--- TRY IT ---
Quote the records below in full, exactly as given, with the images taken out.

--- Data records for software interfaces ---
------------------------------------------------------------
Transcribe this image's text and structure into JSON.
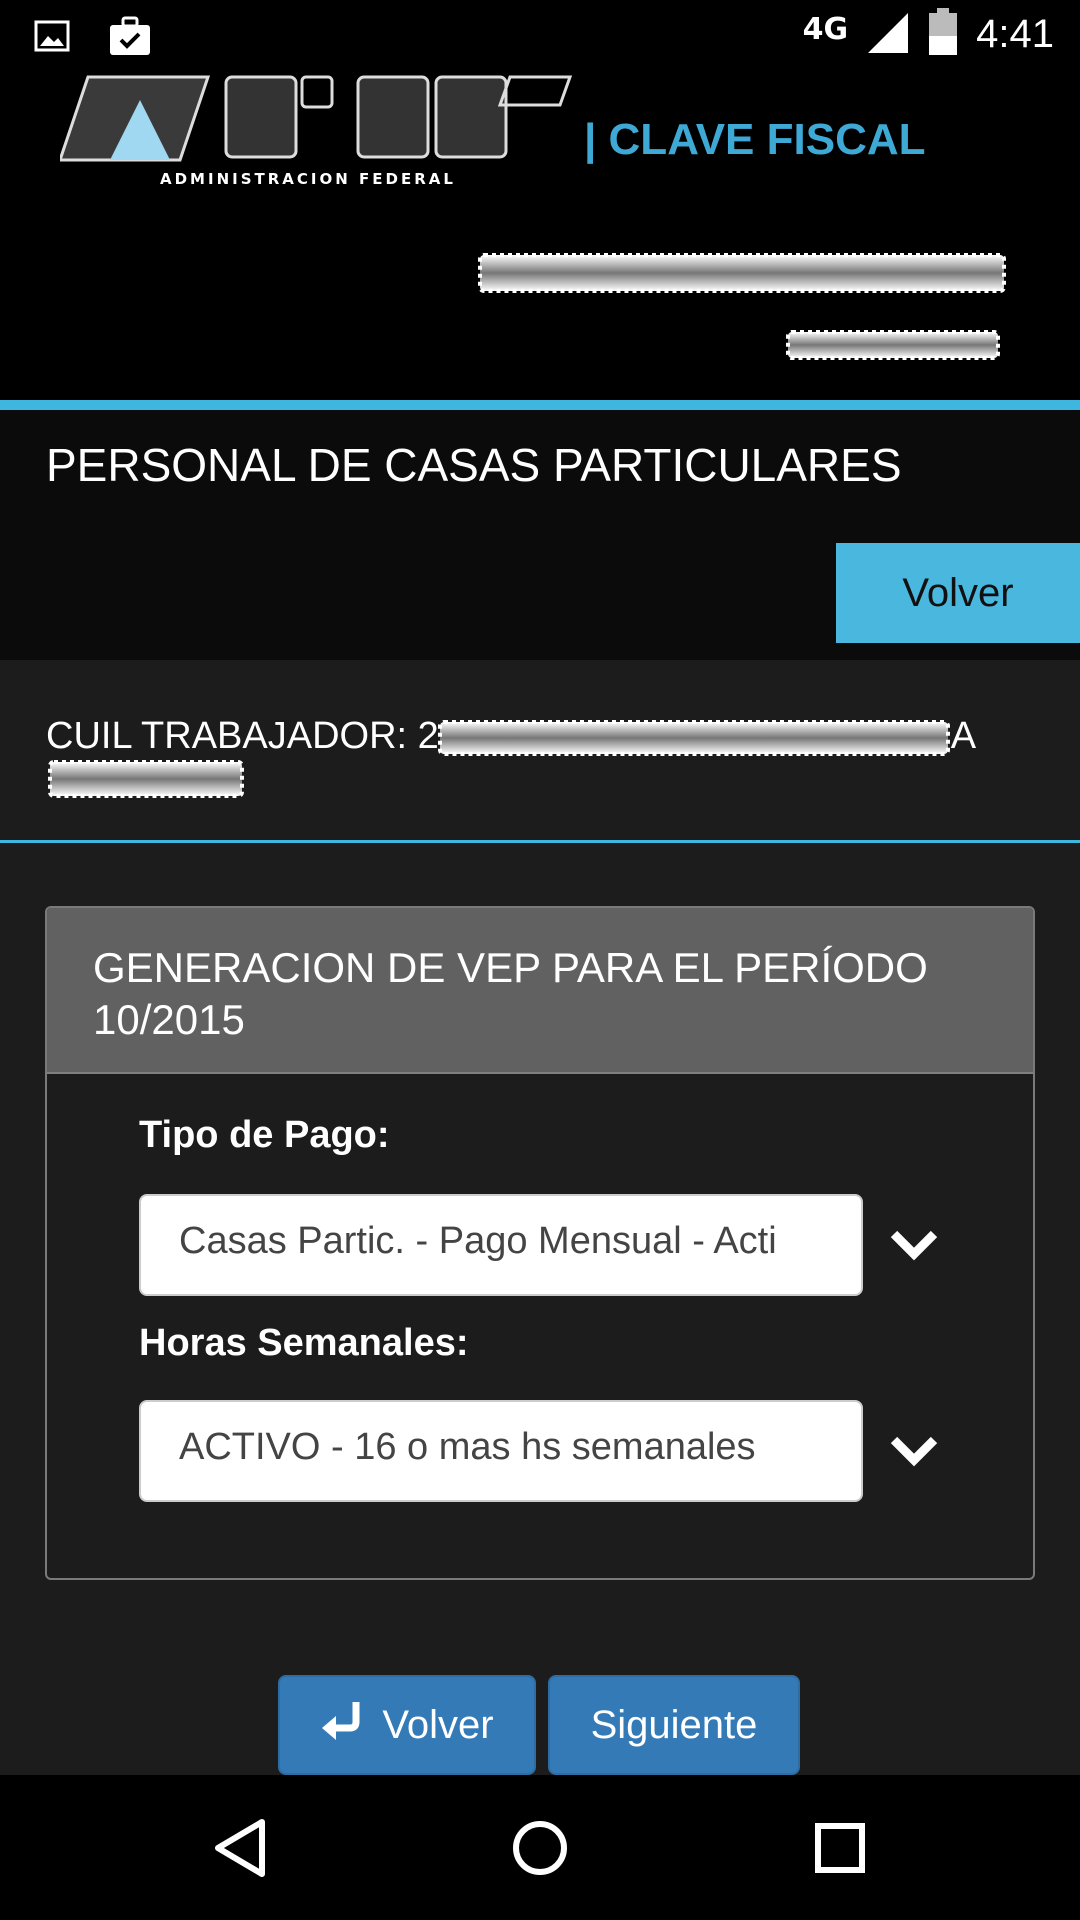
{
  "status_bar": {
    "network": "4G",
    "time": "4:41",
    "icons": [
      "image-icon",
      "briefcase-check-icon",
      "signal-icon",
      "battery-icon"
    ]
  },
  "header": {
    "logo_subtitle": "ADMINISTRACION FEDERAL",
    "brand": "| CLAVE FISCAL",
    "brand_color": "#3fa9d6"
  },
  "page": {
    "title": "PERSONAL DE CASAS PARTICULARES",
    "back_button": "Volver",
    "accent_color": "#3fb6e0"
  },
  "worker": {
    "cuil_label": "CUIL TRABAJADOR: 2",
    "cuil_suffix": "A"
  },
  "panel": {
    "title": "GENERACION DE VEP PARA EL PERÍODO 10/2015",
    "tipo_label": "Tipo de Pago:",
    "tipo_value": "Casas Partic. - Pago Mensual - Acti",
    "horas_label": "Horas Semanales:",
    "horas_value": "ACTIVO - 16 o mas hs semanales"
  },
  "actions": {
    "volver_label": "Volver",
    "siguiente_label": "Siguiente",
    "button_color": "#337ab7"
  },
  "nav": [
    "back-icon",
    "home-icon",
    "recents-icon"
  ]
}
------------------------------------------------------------
--- WRITTEN REPLY ---
Transcribe this image's text and structure into JSON.
{
  "status_bar": {
    "network": "4G",
    "time": "4:41",
    "icons": [
      "image-icon",
      "briefcase-check-icon",
      "signal-icon",
      "battery-icon"
    ]
  },
  "header": {
    "logo_subtitle": "ADMINISTRACION FEDERAL",
    "brand": "| CLAVE FISCAL",
    "brand_color": "#3fa9d6"
  },
  "page": {
    "title": "PERSONAL DE CASAS PARTICULARES",
    "back_button": "Volver",
    "accent_color": "#3fb6e0"
  },
  "worker": {
    "cuil_label": "CUIL TRABAJADOR: 2",
    "cuil_suffix": "A"
  },
  "panel": {
    "title": "GENERACION DE VEP PARA EL PERÍODO 10/2015",
    "tipo_label": "Tipo de Pago:",
    "tipo_value": "Casas Partic. - Pago Mensual - Acti",
    "horas_label": "Horas Semanales:",
    "horas_value": "ACTIVO - 16 o mas hs semanales"
  },
  "actions": {
    "volver_label": "Volver",
    "siguiente_label": "Siguiente",
    "button_color": "#337ab7"
  },
  "nav": [
    "back-icon",
    "home-icon",
    "recents-icon"
  ]
}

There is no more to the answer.